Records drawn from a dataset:
··········

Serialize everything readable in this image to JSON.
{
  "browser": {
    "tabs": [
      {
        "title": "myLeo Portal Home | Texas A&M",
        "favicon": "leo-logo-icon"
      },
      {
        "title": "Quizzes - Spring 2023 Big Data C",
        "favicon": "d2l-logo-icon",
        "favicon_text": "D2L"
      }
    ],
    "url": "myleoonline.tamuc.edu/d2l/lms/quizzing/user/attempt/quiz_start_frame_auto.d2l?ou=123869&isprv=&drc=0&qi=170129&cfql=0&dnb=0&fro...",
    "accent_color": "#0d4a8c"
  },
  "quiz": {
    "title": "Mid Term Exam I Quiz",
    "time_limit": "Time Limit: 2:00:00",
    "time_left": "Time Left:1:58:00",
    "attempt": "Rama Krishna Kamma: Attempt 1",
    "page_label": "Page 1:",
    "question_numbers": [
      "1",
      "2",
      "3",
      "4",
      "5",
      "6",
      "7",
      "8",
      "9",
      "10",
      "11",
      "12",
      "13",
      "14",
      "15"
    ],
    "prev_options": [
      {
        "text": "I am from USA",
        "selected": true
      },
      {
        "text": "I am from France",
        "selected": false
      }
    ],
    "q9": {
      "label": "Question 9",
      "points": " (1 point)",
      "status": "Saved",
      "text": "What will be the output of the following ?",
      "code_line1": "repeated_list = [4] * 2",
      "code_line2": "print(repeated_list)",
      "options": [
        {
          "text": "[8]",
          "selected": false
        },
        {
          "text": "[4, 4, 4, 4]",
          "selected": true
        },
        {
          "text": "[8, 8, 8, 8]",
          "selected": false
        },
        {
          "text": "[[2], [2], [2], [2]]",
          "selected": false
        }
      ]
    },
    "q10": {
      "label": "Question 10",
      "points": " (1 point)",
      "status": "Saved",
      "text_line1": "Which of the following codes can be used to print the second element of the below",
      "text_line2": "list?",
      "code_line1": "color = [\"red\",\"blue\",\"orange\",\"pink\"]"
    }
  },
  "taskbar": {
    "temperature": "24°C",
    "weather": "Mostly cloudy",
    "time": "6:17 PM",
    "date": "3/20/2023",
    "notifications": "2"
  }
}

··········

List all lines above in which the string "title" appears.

        "title": "myLeo Portal Home | Texas A&M",
        "title": "Quizzes - Spring 2023 Big Data C",
    "title": "Mid Term Exam I Quiz",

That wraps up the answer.